In Ginza, set your soles on some of the most expensive real estate on our planet. This part of Tokyo is the quintessential, high-end shopping mecca for people to see and be seen. In Ginza not everything (or anything) is affordable, but for the same reason people visit Rodeo Drive in Los Angeles or Fifth Avenue in New York, the intrigue is the essence of the surroundings. So whether you’re browsing the extravagant department stores and towering, glossy retail shops or simply lounging with a cup of coffee, relax and enjoy as you watch Tokyo’s high society pass by.
Founded in 1936, this traditional Japanese inn is in a class of its own. The hotel offers unrestricted views of Mt. Fuji and boasts a vast garden area with over 300 cherry blossom trees. The hot spring waters can be enjoyed in both indoor and open air settings.

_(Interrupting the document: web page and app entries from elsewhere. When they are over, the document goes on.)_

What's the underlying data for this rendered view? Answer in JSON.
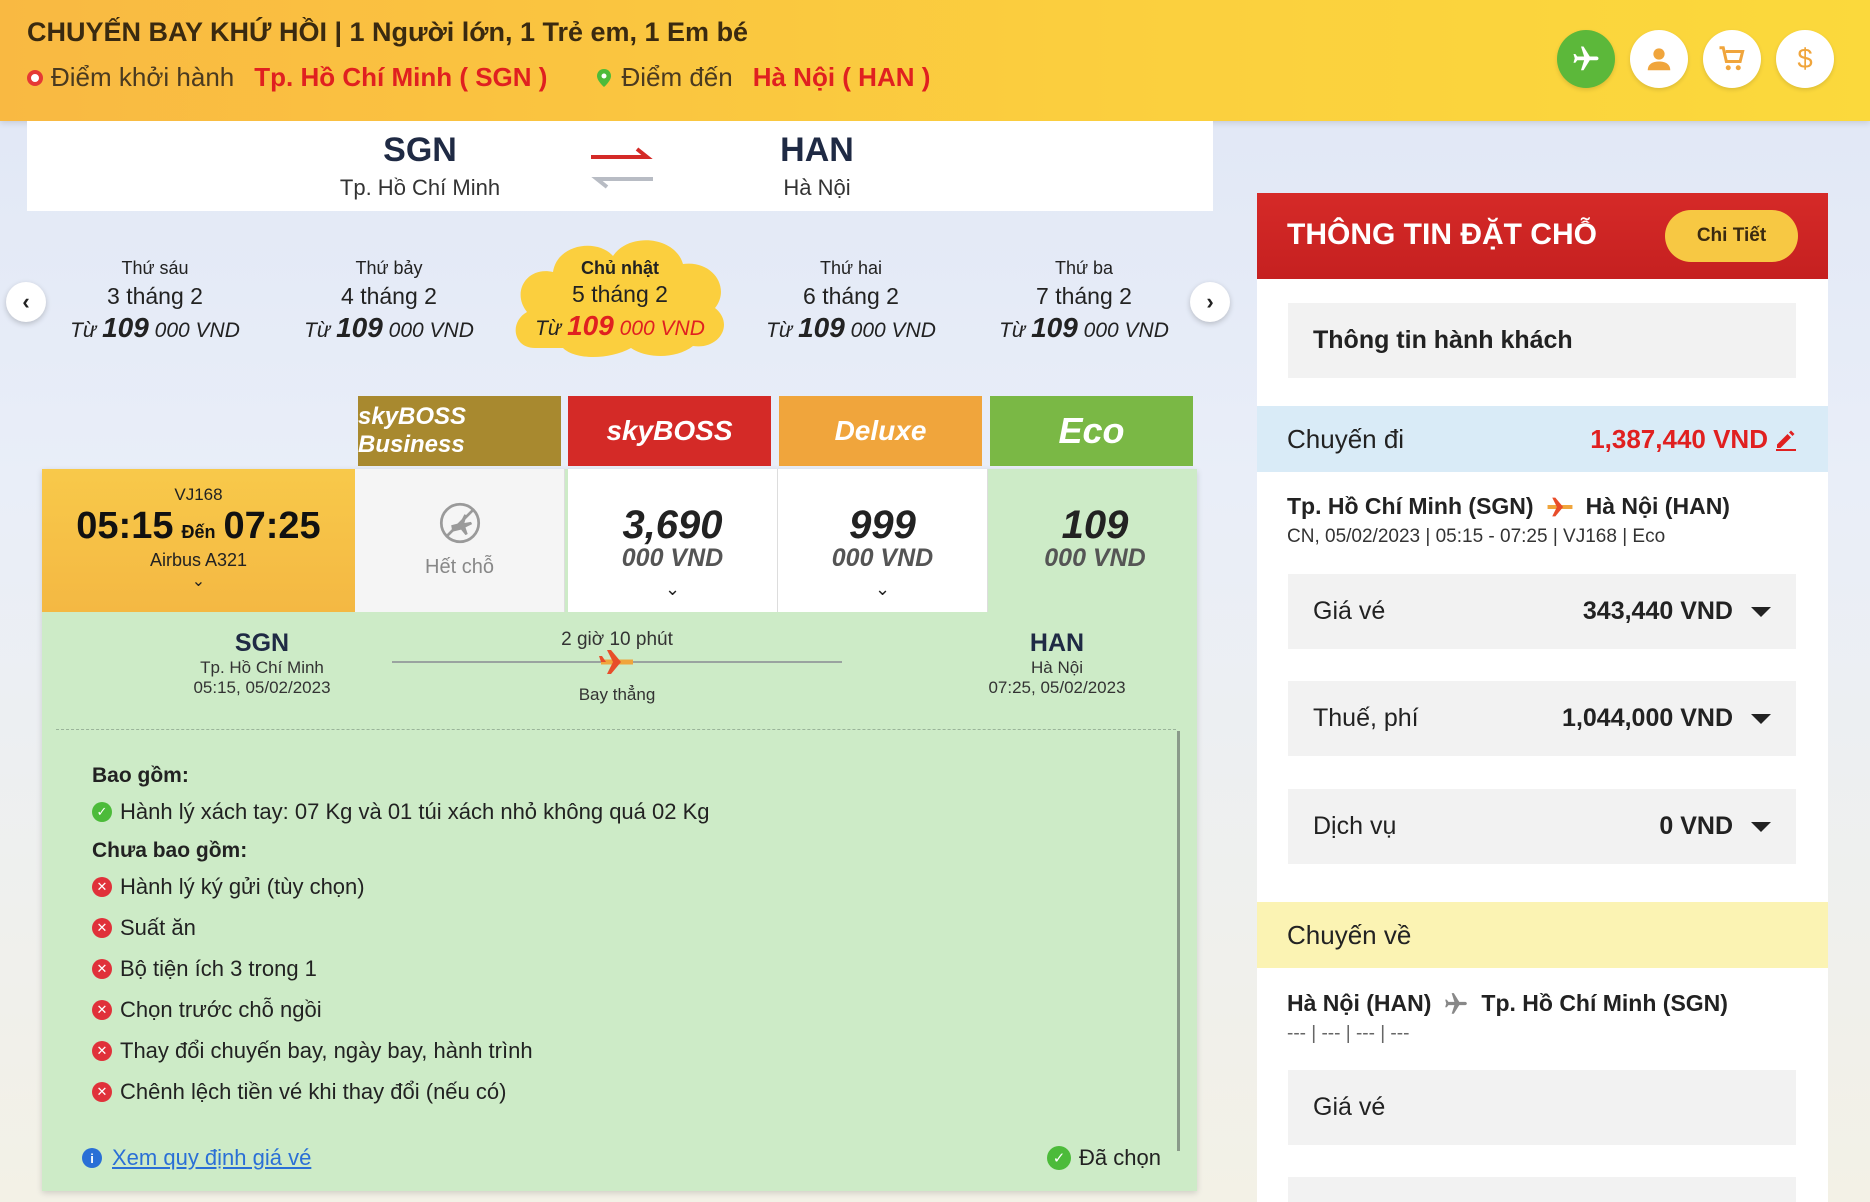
{
  "header": {
    "title": "CHUYẾN BAY KHỨ HỒI | 1 Người lớn, 1 Trẻ em, 1 Em bé",
    "from_label": "Điểm khởi hành",
    "from_city": "Tp. Hồ Chí Minh ( SGN )",
    "to_label": "Điểm đến",
    "to_city": "Hà Nội ( HAN )",
    "icons": [
      "plane-icon",
      "user-icon",
      "cart-icon",
      "dollar-icon"
    ]
  },
  "route": {
    "from_code": "SGN",
    "from_city": "Tp. Hồ Chí Minh",
    "to_code": "HAN",
    "to_city": "Hà Nội"
  },
  "dates": [
    {
      "dow": "Thứ sáu",
      "dm": "3 tháng 2",
      "prefix": "Từ",
      "price": "109",
      "rest": "000 VND"
    },
    {
      "dow": "Thứ bảy",
      "dm": "4 tháng 2",
      "prefix": "Từ",
      "price": "109",
      "rest": "000 VND"
    },
    {
      "dow": "Chủ nhật",
      "dm": "5 tháng 2",
      "prefix": "Từ",
      "price": "109",
      "rest": "000 VND"
    },
    {
      "dow": "Thứ hai",
      "dm": "6 tháng 2",
      "prefix": "Từ",
      "price": "109",
      "rest": "000 VND"
    },
    {
      "dow": "Thứ ba",
      "dm": "7 tháng 2",
      "prefix": "Từ",
      "price": "109",
      "rest": "000 VND"
    }
  ],
  "fare_classes": {
    "business": "skyBOSS Business",
    "skyboss": "skyBOSS",
    "deluxe": "Deluxe",
    "eco": "Eco"
  },
  "flight": {
    "code": "VJ168",
    "depart": "05:15",
    "den": "Đến",
    "arrive": "07:25",
    "aircraft": "Airbus A321",
    "business_status": "Hết chỗ",
    "skyboss_price": "3,690",
    "deluxe_price": "999",
    "eco_price": "109",
    "unit": "000 VND"
  },
  "detail": {
    "from_code": "SGN",
    "from_city": "Tp. Hồ Chí Minh",
    "from_time": "05:15, 05/02/2023",
    "duration": "2 giờ 10 phút",
    "direct": "Bay thẳng",
    "to_code": "HAN",
    "to_city": "Hà Nội",
    "to_time": "07:25, 05/02/2023",
    "included_title": "Bao gồm:",
    "included": [
      "Hành lý xách tay: 07 Kg và 01 túi xách nhỏ không quá 02 Kg"
    ],
    "excluded_title": "Chưa bao gồm:",
    "excluded": [
      "Hành lý ký gửi (tùy chọn)",
      "Suất ăn",
      "Bộ tiện ích 3 trong 1",
      "Chọn trước chỗ ngồi",
      "Thay đổi chuyến bay, ngày bay, hành trình",
      "Chênh lệch tiền vé khi thay đổi (nếu có)"
    ],
    "fare_rules_link": "Xem quy định giá vé",
    "selected_label": "Đã chọn"
  },
  "sidebar": {
    "title": "THÔNG TIN ĐẶT CHỖ",
    "detail_button": "Chi Tiết",
    "passenger_info": "Thông tin hành khách",
    "outbound_label": "Chuyến đi",
    "outbound_amount": "1,387,440 VND",
    "outbound_from": "Tp. Hồ Chí Minh (SGN)",
    "outbound_to": "Hà Nội (HAN)",
    "outbound_sub": "CN, 05/02/2023 | 05:15 - 07:25 | VJ168 | Eco",
    "fare_label": "Giá vé",
    "fare_value": "343,440 VND",
    "tax_label": "Thuế, phí",
    "tax_value": "1,044,000 VND",
    "service_label": "Dịch vụ",
    "service_value": "0 VND",
    "return_label": "Chuyến về",
    "return_from": "Hà Nội (HAN)",
    "return_to": "Tp. Hồ Chí Minh (SGN)",
    "return_sub": "--- | --- | --- | ---",
    "return_fare_label": "Giá vé"
  },
  "colors": {
    "accent_red": "#e02020",
    "header_yellow": "#fbcf3e",
    "eco_green": "#7ab845"
  }
}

The choice of world leaders, diplomats, and foreign dignitaries, this iconic and prestigious five-star hotel features an impressive setting overlooking the lush Imperial Palace Gardens and walking distance to Tokyo’s most affluent Ginza and Marunouchi neighborhoods. This hotel has been awarded the Tripadvisor Travelers’ Choice Award for luxury and service several years in a row.
A sleek upscale hotel enveloped by skyscrapers and the vibrant Shinjuku district. Find yourself just a short walk from the world’s busiest rail hub, densely dotted with depachikas, underground shopping arcades, and the most popular restaurants, shops, and attractions in the heart of Tokyo.
The name of this dish translates to 'kettle rice'. The dish consists of rice directly cooked in a kettle, served alongside a garnish of fish, meat, and vegetables. The ingredients cook at the same time as the rice, thus infusing their flavor into the rice itself.
Shabu Shabu is thinly sliced beef cooked quickly in pot of boiling water along with vegetables, served with a variety of dipping sauces. The onomatopoeic name comes from the sizzling sound of dipping beef twice into the hot water: "shabu shabu~"
Sashimi is a traditional Japanese method for preparing and serving fresh fish. Sliced into bite-sized pieces and served raw, sashimi is the best way to experience Japan’s bounty of incredible fresh seafood
Traditionally only served to royalty, a Kaiseki banquet is a multi course dinner of many small plates. The banquet is considered an art form that balances the taste, texture, appearance, and colors of food.